This thesis deals with Nabi places of exhibition from 1890 to 1898. An identification of the Nabis and their style is made in Chapter I. In Chapter II, the discussion concentrates on the early places of Nabi exhibition: The Independants, Saint-Germain-en-Laye and various small galleries such as Pere Tanguy's paint shop. Chapter III examines the most important place of Nabi exhibition, the Galerie Le Bare de Boutteville. From late 1891 on, this gallery provided the Nabis with an opportunity to exhibit their works in the artistic center of Paris at multiple Expositions des Peintres impressionnistes et symbolistes. Consequently, Le Barc's gallery became much more important to the Nabis than the annual shows of the Independants and Saint-Germain-en-Laye or the small out of the way galleries they had first exhibited in. By 1893, the Nabis had conquered the Parisian art world and their interest in Le Bare de Boutteville's gallery, which had provided them with initial longterm exposure, started to dwindle. Through imaginative commissions, Samuel Bing and Ambo;se Vollard drew the attention of the Nabis away from Le Barc's galler; to their own. Chapter IV studies these and other later places of exhibition, Chapter V examines a more unusual aspect of Nabi exposure to the public--that in publications and commissions of several periodicals. Along with La Plume, the Revue blanche had encouraged the Nabis to exhibit in their offices. But in addition, the Revue blanche included lithographs by the Nabis in its monthly issues. The Journal des Artistes commissioned Nabi works to inaugurate L'Estampe originale. Nabi works were thus exhibited outside of the galleries to a greatly expanded public in periodical publications.
Parallel to the study of places of Nabi exhibition is the examination of the critical reaction to Nabi works displayed. At the Independants and Saint-Gemain-en-Laye, the Nabis were considered revolutionary artists, poorly understood by the general public and many critics. It is at the Galerie Le Bare de Boutteville that continued exhibition of their works better acquaint the public with these works and by 1893 won its approval. The rise to popularity was very swift from 1891 to 1893. Almost as swiftly did the Nabis lose the public's interest as their later works came to be considered as repetition of their earlier examples. It is aroused again only briefly in 1898 when the equivalent of a Nabi retrospective was held at Ambroise Vollard's gallery. It should be emphasized, however, that leading contemporary critics, such as Arsene Alexandre, Roger Marx, and Thadee Natanson, gave the Nabis their whole hearted support from the very beginning and continued to do so even when the general public interest waned.
This study of Nabi works displayed at various places of exhibition and the critical reaction to these works is a social one.
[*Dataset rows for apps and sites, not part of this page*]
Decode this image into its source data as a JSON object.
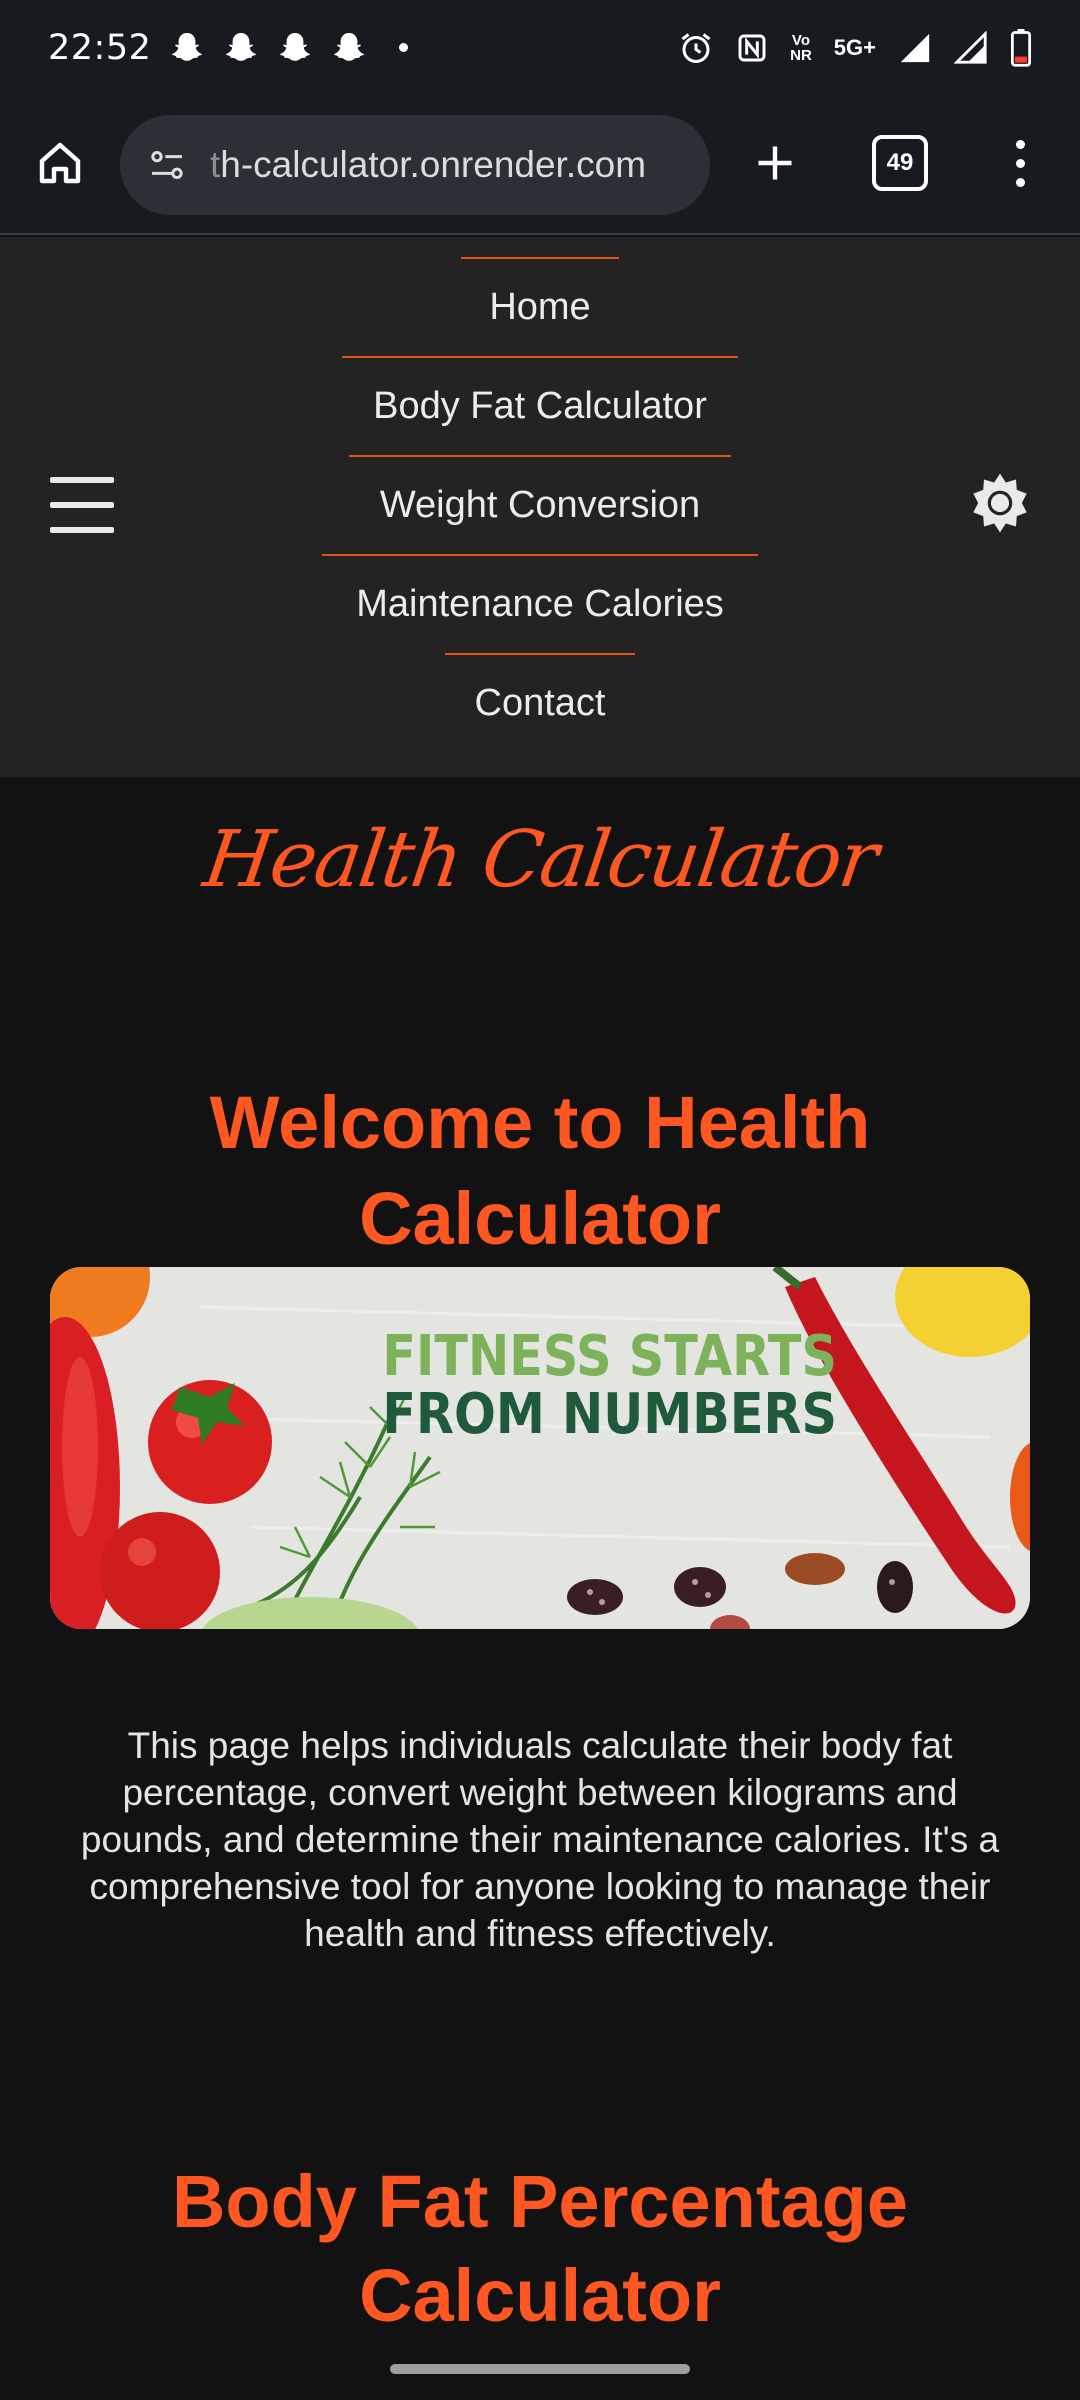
{
  "status_bar": {
    "time": "22:52",
    "network_label_top": "Vo",
    "network_label_bottom": "NR",
    "network_type": "5G+"
  },
  "browser": {
    "url_faded": "t",
    "url": "h-calculator.onrender.com",
    "tab_count": "49"
  },
  "nav": {
    "items": [
      {
        "label": "Home"
      },
      {
        "label": "Body Fat Calculator"
      },
      {
        "label": "Weight Conversion"
      },
      {
        "label": "Maintenance Calories"
      },
      {
        "label": "Contact"
      }
    ]
  },
  "main": {
    "logo": "Health Calculator",
    "welcome_title": "Welcome to Health Calculator",
    "hero_line1": "FITNESS STARTS",
    "hero_line2": "FROM NUMBERS",
    "intro": "This page helps individuals calculate their body fat percentage, convert weight between kilograms and pounds, and determine their maintenance calories. It's a comprehensive tool for anyone looking to manage their health and fitness effectively.",
    "section_title": "Body Fat Percentage Calculator"
  },
  "colors": {
    "accent": "#ff5722",
    "nav_divider": "#e0541f",
    "background": "#121212",
    "header_bg": "#232323"
  },
  "icons": [
    "snapchat-ghost-icon",
    "alarm-icon",
    "nfc-icon",
    "signal-icon",
    "battery-icon",
    "home-icon",
    "site-info-icon",
    "plus-icon",
    "tabs-icon",
    "more-vert-icon",
    "hamburger-menu-icon",
    "sun-icon"
  ]
}
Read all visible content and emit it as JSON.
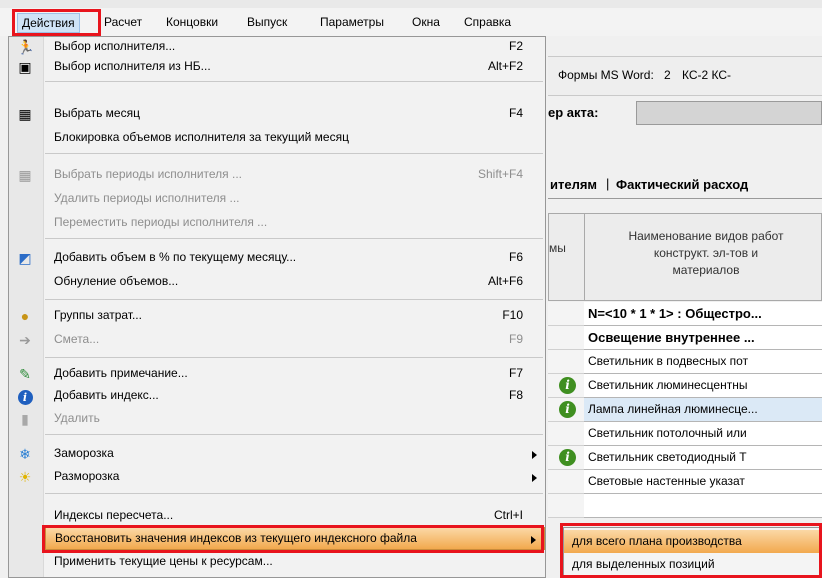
{
  "menubar": [
    "Действия",
    "Расчет",
    "Концовки",
    "Выпуск",
    "Параметры",
    "Окна",
    "Справка"
  ],
  "app": {
    "forms_label": "Формы MS Word:",
    "forms_num": "2",
    "forms_ks": "КС-2  КС-",
    "act_label": "ер акта:",
    "tab1": "ителям",
    "tab2": "Фактический расход",
    "left_head": "мы",
    "grid_head": [
      "Наименование видов работ",
      "конструкт. эл-тов и",
      "материалов"
    ],
    "rows": [
      "N=<10 * 1 * 1> : Общестро...",
      "Освещение внутреннее ...",
      "Светильник в подвесных пот",
      "Светильник люминесцентны",
      "Лампа линейная люминесце...",
      "Светильник потолочный или",
      "Светильник светодиодный Т",
      "Световые настенные указат"
    ]
  },
  "menu": {
    "items": [
      {
        "label": "Выбор исполнителя...",
        "shortcut": "F2",
        "icon": "runner-icon",
        "disabled": false
      },
      {
        "label": "Выбор исполнителя из НБ...",
        "shortcut": "Alt+F2",
        "icon": "runner-db-icon",
        "disabled": false
      },
      {
        "label": "Выбрать месяц",
        "shortcut": "F4",
        "icon": "calendar-icon",
        "disabled": false
      },
      {
        "label": "Блокировка объемов исполнителя за текущий месяц",
        "shortcut": "",
        "icon": "",
        "disabled": false
      },
      {
        "label": "Выбрать периоды исполнителя ...",
        "shortcut": "Shift+F4",
        "icon": "grid-icon",
        "disabled": true
      },
      {
        "label": "Удалить периоды исполнителя ...",
        "shortcut": "",
        "icon": "",
        "disabled": true
      },
      {
        "label": "Переместить периоды исполнителя ...",
        "shortcut": "",
        "icon": "",
        "disabled": true
      },
      {
        "label": "Добавить объем в % по текущему месяцу...",
        "shortcut": "F6",
        "icon": "chart-icon",
        "disabled": false
      },
      {
        "label": "Обнуление объемов...",
        "shortcut": "Alt+F6",
        "icon": "",
        "disabled": false
      },
      {
        "label": "Группы затрат...",
        "shortcut": "F10",
        "icon": "coins-icon",
        "disabled": false
      },
      {
        "label": "Смета...",
        "shortcut": "F9",
        "icon": "arrow-right-icon",
        "disabled": true
      },
      {
        "label": "Добавить примечание...",
        "shortcut": "F7",
        "icon": "note-icon",
        "disabled": false
      },
      {
        "label": "Добавить индекс...",
        "shortcut": "F8",
        "icon": "info-icon",
        "disabled": false
      },
      {
        "label": "Удалить",
        "shortcut": "",
        "icon": "trash-icon",
        "disabled": true
      },
      {
        "label": "Заморозка",
        "shortcut": "",
        "icon": "snowflake-icon",
        "disabled": false
      },
      {
        "label": "Разморозка",
        "shortcut": "",
        "icon": "sun-icon",
        "disabled": false
      },
      {
        "label": "Индексы пересчета...",
        "shortcut": "Ctrl+I",
        "icon": "",
        "disabled": false
      },
      {
        "label": "Восстановить значения индексов из текущего индексного файла",
        "shortcut": "",
        "icon": "",
        "disabled": false
      },
      {
        "label": "Применить текущие цены к ресурсам...",
        "shortcut": "",
        "icon": "",
        "disabled": false
      }
    ]
  },
  "submenu": {
    "items": [
      "для всего плана производства",
      "для выделенных позиций"
    ]
  }
}
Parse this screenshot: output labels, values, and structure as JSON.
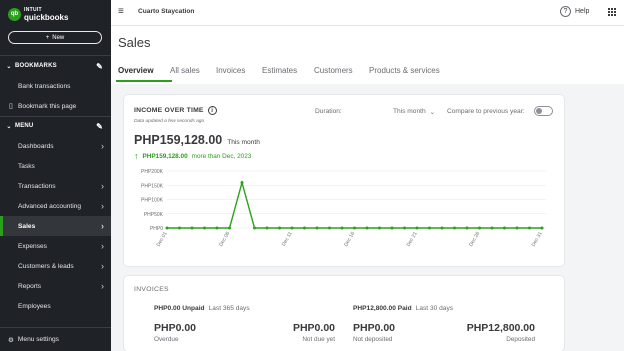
{
  "brand": {
    "intuit": "INTUIT",
    "name": "quickbooks",
    "mark": "qb",
    "color": "#2ca01c"
  },
  "sidebar": {
    "new_label": "New",
    "bookmarks_section": "BOOKMARKS",
    "bookmarks": [
      {
        "label": "Bank transactions"
      },
      {
        "label": "Bookmark this page",
        "icon": "bookmark-icon"
      }
    ],
    "menu_section": "MENU",
    "menu": [
      {
        "label": "Dashboards",
        "active": false
      },
      {
        "label": "Tasks",
        "active": false
      },
      {
        "label": "Transactions",
        "active": false
      },
      {
        "label": "Advanced accounting",
        "active": false
      },
      {
        "label": "Sales",
        "active": true
      },
      {
        "label": "Expenses",
        "active": false
      },
      {
        "label": "Customers & leads",
        "active": false
      },
      {
        "label": "Reports",
        "active": false
      },
      {
        "label": "Employees",
        "active": false
      }
    ],
    "settings_label": "Menu settings"
  },
  "topbar": {
    "company": "Cuarto Staycation",
    "help_label": "Help"
  },
  "page": {
    "title": "Sales",
    "tabs": [
      "Overview",
      "All sales",
      "Invoices",
      "Estimates",
      "Customers",
      "Products & services"
    ],
    "active_tab": 0
  },
  "income": {
    "title": "INCOME OVER TIME",
    "updated": "Data updated a few seconds ago",
    "duration_label": "Duration:",
    "duration_value": "This month",
    "compare_label": "Compare to previous year:",
    "compare_on": false,
    "amount": "PHP159,128.00",
    "period": "This month",
    "delta_amount": "PHP159,128.00",
    "delta_text": "more than Dec, 2023"
  },
  "chart_data": {
    "type": "line",
    "x": [
      "Dec 01",
      "Dec 02",
      "Dec 03",
      "Dec 04",
      "Dec 05",
      "Dec 06",
      "Dec 07",
      "Dec 08",
      "Dec 09",
      "Dec 10",
      "Dec 11",
      "Dec 12",
      "Dec 13",
      "Dec 14",
      "Dec 15",
      "Dec 16",
      "Dec 17",
      "Dec 18",
      "Dec 19",
      "Dec 20",
      "Dec 21",
      "Dec 22",
      "Dec 23",
      "Dec 24",
      "Dec 25",
      "Dec 26",
      "Dec 27",
      "Dec 28",
      "Dec 29",
      "Dec 30",
      "Dec 31"
    ],
    "values": [
      0,
      0,
      0,
      0,
      0,
      0,
      159128,
      0,
      0,
      0,
      0,
      0,
      0,
      0,
      0,
      0,
      0,
      0,
      0,
      0,
      0,
      0,
      0,
      0,
      0,
      0,
      0,
      0,
      0,
      0,
      0
    ],
    "yticks": [
      "PHP200K",
      "PHP150K",
      "PHP100K",
      "PHP50K",
      "PHP0"
    ],
    "ylim": [
      0,
      200000
    ],
    "xticks_shown": [
      "Dec 01",
      "Dec 06",
      "Dec 11",
      "Dec 16",
      "Dec 21",
      "Dec 26",
      "Dec 31"
    ],
    "line_color": "#2ca01c"
  },
  "invoices": {
    "title": "INVOICES",
    "unpaid_amount": "PHP0.00 Unpaid",
    "unpaid_period": "Last 365 days",
    "paid_amount": "PHP12,800.00 Paid",
    "paid_period": "Last 30 days",
    "stats": [
      {
        "value": "PHP0.00",
        "label": "Overdue"
      },
      {
        "value": "PHP0.00",
        "label": "Not due yet"
      },
      {
        "value": "PHP0.00",
        "label": "Not deposited"
      },
      {
        "value": "PHP12,800.00",
        "label": "Deposited"
      }
    ]
  }
}
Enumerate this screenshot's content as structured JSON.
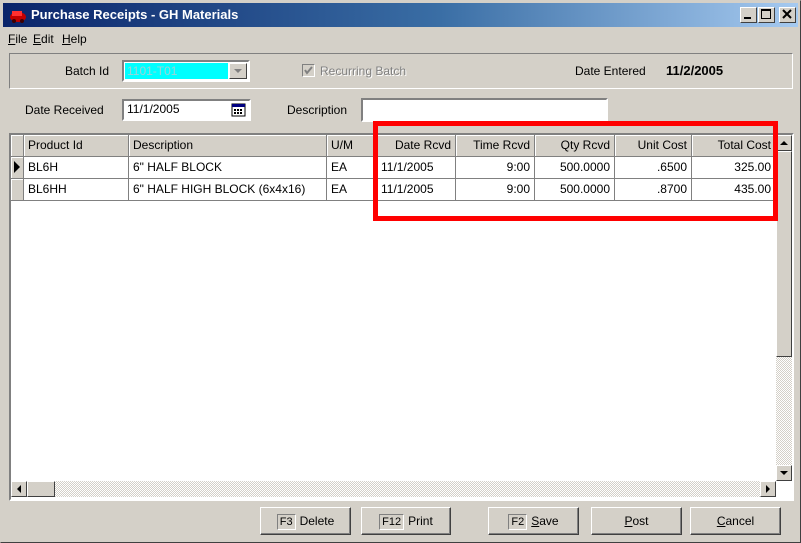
{
  "window": {
    "title": "Purchase Receipts - GH Materials",
    "min_label": "_",
    "max_label": "□",
    "close_label": "×"
  },
  "menu": [
    {
      "prefix": "F",
      "rest": "ile"
    },
    {
      "prefix": "E",
      "rest": "dit"
    },
    {
      "prefix": "H",
      "rest": "elp"
    }
  ],
  "header": {
    "batch_id_label": "Batch Id",
    "batch_id_value": "1101-T01",
    "recurring_batch_label": "Recurring Batch",
    "recurring_batch_checked": true,
    "date_entered_label": "Date Entered",
    "date_entered_value": "11/2/2005",
    "date_received_label": "Date Received",
    "date_received_value": "11/1/2005",
    "description_label": "Description",
    "description_value": ""
  },
  "grid": {
    "columns": [
      "Product Id",
      "Description",
      "U/M",
      "Date Rcvd",
      "Time Rcvd",
      "Qty Rcvd",
      "Unit Cost",
      "Total Cost"
    ],
    "rows": [
      [
        "BL6H",
        "6\" HALF BLOCK",
        "EA",
        "11/1/2005",
        "9:00",
        "500.0000",
        ".6500",
        "325.00"
      ],
      [
        "BL6HH",
        "6\" HALF HIGH BLOCK (6x4x16)",
        "EA",
        "11/1/2005",
        "9:00",
        "500.0000",
        ".8700",
        "435.00"
      ]
    ],
    "current_row": 0
  },
  "buttons": {
    "delete": {
      "key": "F3",
      "label": "Delete"
    },
    "print": {
      "key": "F12",
      "label": "Print"
    },
    "save": {
      "key": "F2",
      "prefix": "S",
      "rest": "ave"
    },
    "post": {
      "prefix": "P",
      "rest": "ost"
    },
    "cancel": {
      "prefix": "C",
      "rest": "ancel"
    }
  },
  "colors": {
    "highlight": "#ff0000",
    "batch_field_bg": "#00ffff",
    "title_bar": "#0a246a"
  }
}
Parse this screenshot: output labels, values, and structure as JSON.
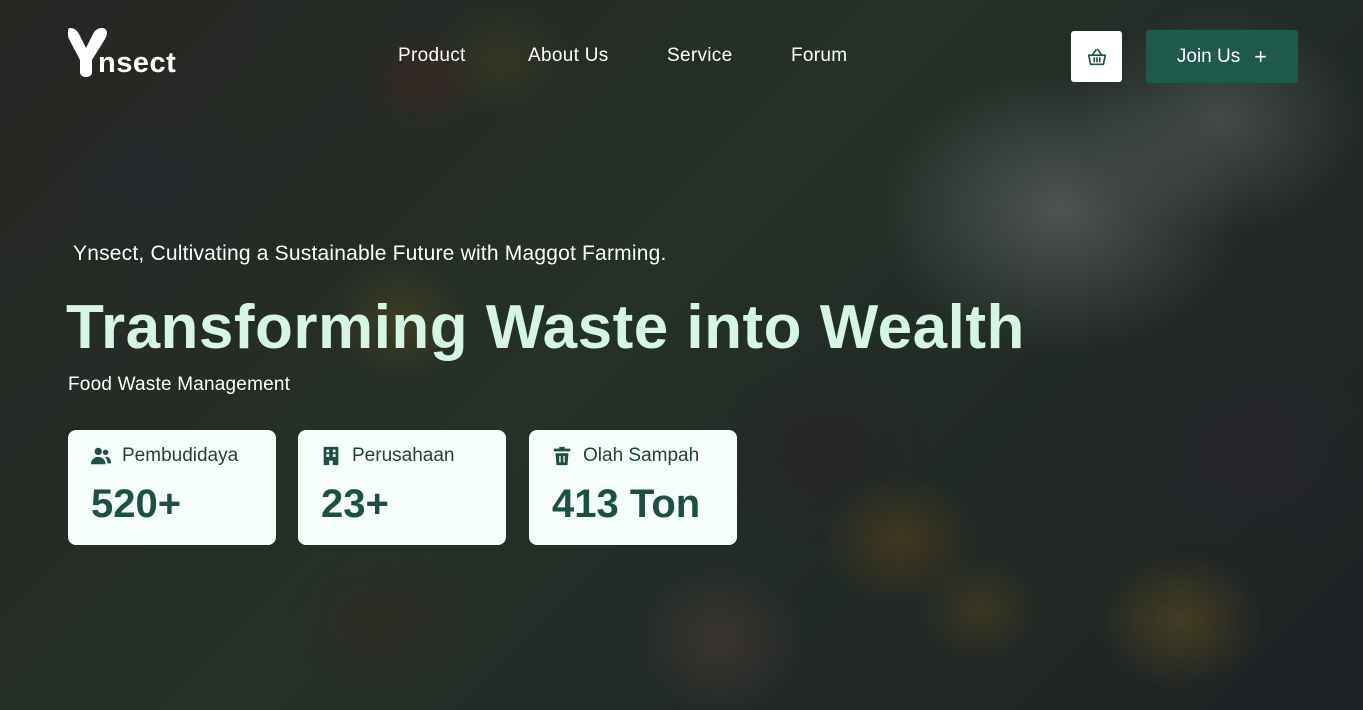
{
  "brand": {
    "logo_text": "nsect",
    "logo_icon": "ynsect-y-mark"
  },
  "nav": {
    "items": [
      {
        "label": "Product"
      },
      {
        "label": "About Us"
      },
      {
        "label": "Service"
      },
      {
        "label": "Forum"
      }
    ]
  },
  "header_actions": {
    "cart_icon": "basket-icon",
    "join_label": "Join Us",
    "join_icon": "plus-icon"
  },
  "hero": {
    "tagline": "Ynsect, Cultivating a Sustainable Future with Maggot Farming.",
    "headline": "Transforming Waste into Wealth",
    "subtitle": "Food Waste Management",
    "background": "food-waste-produce-photo"
  },
  "stats": [
    {
      "icon": "users-icon",
      "label": "Pembudidaya",
      "value": "520+"
    },
    {
      "icon": "building-icon",
      "label": "Perusahaan",
      "value": "23+"
    },
    {
      "icon": "trash-icon",
      "label": "Olah Sampah",
      "value": "413 Ton"
    }
  ],
  "colors": {
    "accent": "#1e5a4c",
    "headline": "#d6f5e5",
    "card_bg": "#f6fefb",
    "card_value": "#1d4f44",
    "overlay": "#141c19"
  }
}
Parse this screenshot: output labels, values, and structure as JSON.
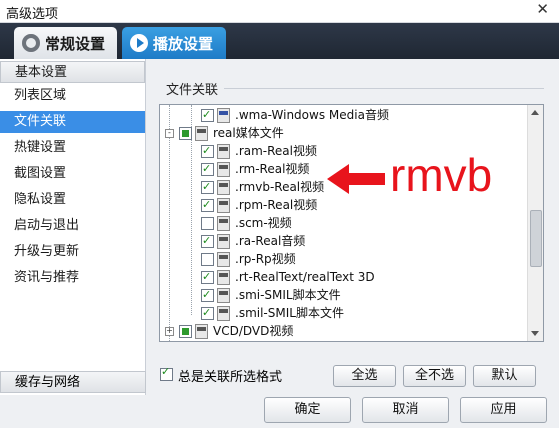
{
  "window": {
    "title": "高级选项",
    "close_glyph": "✕"
  },
  "tabs": [
    {
      "label": "常规设置",
      "icon": "gear-icon"
    },
    {
      "label": "播放设置",
      "icon": "play-icon"
    }
  ],
  "sidebar": {
    "header": "基本设置",
    "items": [
      "列表区域",
      "文件关联",
      "热键设置",
      "截图设置",
      "隐私设置",
      "启动与退出",
      "升级与更新",
      "资讯与推荐"
    ],
    "selected": "文件关联",
    "footer": "缓存与网络"
  },
  "content": {
    "group_title": "文件关联",
    "tree": [
      {
        "label": ".wma-Windows Media音频",
        "checked": true,
        "level": 2,
        "icon": "wmv-file-icon"
      },
      {
        "label": "real媒体文件",
        "checked": "partial",
        "level": 1,
        "icon": "real-file-icon",
        "expand": "-"
      },
      {
        "label": ".ram-Real视频",
        "checked": true,
        "level": 2,
        "icon": "real-file-icon"
      },
      {
        "label": ".rm-Real视频",
        "checked": true,
        "level": 2,
        "icon": "real-file-icon"
      },
      {
        "label": ".rmvb-Real视频",
        "checked": true,
        "level": 2,
        "icon": "real-file-icon"
      },
      {
        "label": ".rpm-Real视频",
        "checked": true,
        "level": 2,
        "icon": "real-file-icon"
      },
      {
        "label": ".scm-视频",
        "checked": false,
        "level": 2,
        "icon": "real-file-icon"
      },
      {
        "label": ".ra-Real音频",
        "checked": true,
        "level": 2,
        "icon": "real-file-icon"
      },
      {
        "label": ".rp-Rp视频",
        "checked": false,
        "level": 2,
        "icon": "real-file-icon"
      },
      {
        "label": ".rt-RealText/realText 3D",
        "checked": true,
        "level": 2,
        "icon": "real-file-icon"
      },
      {
        "label": ".smi-SMIL脚本文件",
        "checked": true,
        "level": 2,
        "icon": "real-file-icon"
      },
      {
        "label": ".smil-SMIL脚本文件",
        "checked": true,
        "level": 2,
        "icon": "real-file-icon"
      },
      {
        "label": "VCD/DVD视频",
        "checked": "partial",
        "level": 1,
        "icon": "dvd-file-icon",
        "expand": "+"
      }
    ],
    "always_associate": {
      "label": "总是关联所选格式",
      "checked": true
    },
    "buttons": {
      "select_all": "全选",
      "select_none": "全不选",
      "default": "默认"
    }
  },
  "footer": {
    "ok": "确定",
    "cancel": "取消",
    "apply": "应用"
  },
  "annotation": {
    "text": "rmvb",
    "color": "#e8141c"
  }
}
It examines how the Nabis exploited the unique opportunities of exhibition offered during and after their rise to prominence within their unique historical, space and time: Paris from 1890 to 1898.
UNM Department of Art and Art History
First Committee Member (Chair)
Gabriel P. Weisberg
Second Committee Member
Van Deren Coke
Third Committee Member
Douglas R. George
Fourth Committee Member
Mary Elizabeth Smith
Getty, Clive Frank. "The Nabis, Their Exhibitions And Critics: A Study Of Their Position In The Parisian Art World Of The 1890'S." (1969). https://digitalrepository.unm.edu/arth_etds/136